Temptation and sin permeate God’s people as they expand and try to figure out what it looks like to be God’s people. But the devil and his ways keep pressing in, trying to deceive and distort God’s love for his prized possession. He uses slaveries and exiles to put pressure on them to disbelieve God’s promise, and uses their own sin as a way to tempt them away from the love of God. But God keeps his promise.

Romans 5:6 tells us that while we were still weak, at the right time Christ died for the ungodly…

At the right time, the promise arrives! Jesus is born and is eventually led to a cross where his heel is bruised and he dies. But by his own resurrection-power, he crushes the head of the lying serpent, declaring that the promise is fulfilled! Putting meaning to hope and longing for the people of God, where they can finally be his people and he  can be their God.

This Advent season, fix your eyes on our faithful God who has kept all of his promises in Jesus Christ.

Let this Advent week be an offering of worship to you,
our promise-keeping God.
Yahweh, the Covenant LORD, I Am Who I Am.
You are abundantly faithful and steadfast.

And yet, even as you assure us, O Lord, we must repent:
we don’t trust You to fulfill your promises.
The world preaches that we make our own promises come true, and, sadly, we often buy it.

In our impatience we misplace our hope.
In our waiting on you, we settle for what we think is
the next best thing—often something that hurts us.
In our attempts to tarry and abide,
we craft the answers we want to hear,
or lose hope that we’ll hear anything at all.

Worse yet, we doubt your covenant love.

What a marvelous grace it is that your promise-keeping doesn’t hinge on our belief!

The promises of old are fulfilled in the coming of the Messiah.
Like boats on the shores of Normandy,
Christmas declares war on darkness.
The head of the serpent will be crushed by the King.

The splintery wood of the Savior’s manger gives way to the beams of his cross, and, on it, our blood-bought redemption.
A feeding trough built for barn animals,
repurposed to shelter the Paschal Lamb.

Show us how to live as your people, Good Father.
Let our celebration of this Advent season
teach the watching world about you.
May we never forget that from the beginning,
the Christ Child was destined not for Bethlehem but for Golgotha.

Make whole again what has been broken, O God. Let all creation wait with baited breath for the fulfillment of your promise to make all things new. Christmas is, after all, the beginning of
the end of all pain.
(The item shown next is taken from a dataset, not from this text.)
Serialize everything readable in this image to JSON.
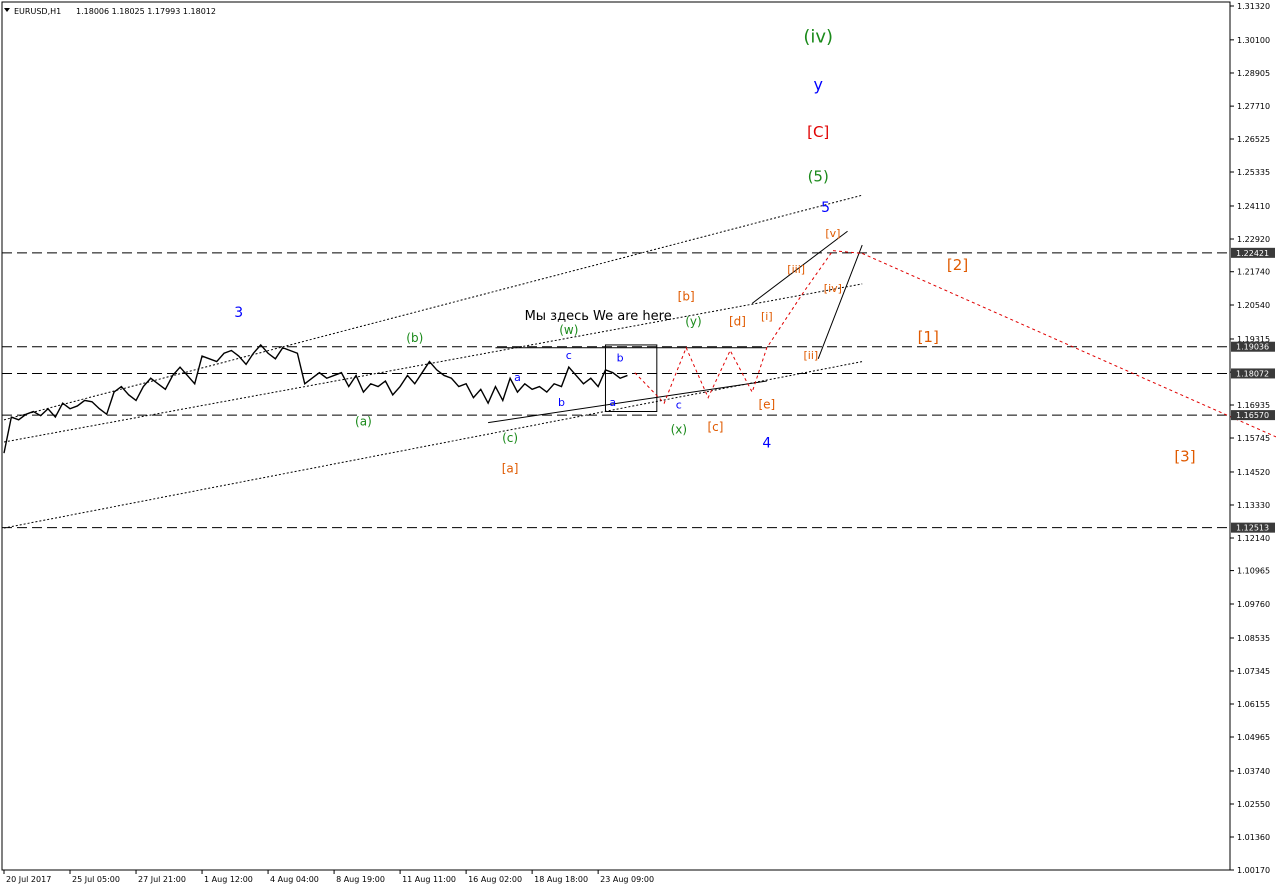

Stay Connected with Email Updates

Get our weekly newsletter and other updates directly in your email inbox

Thank you! Your submission has been received!
Oops! Something went wrong while submitting the form.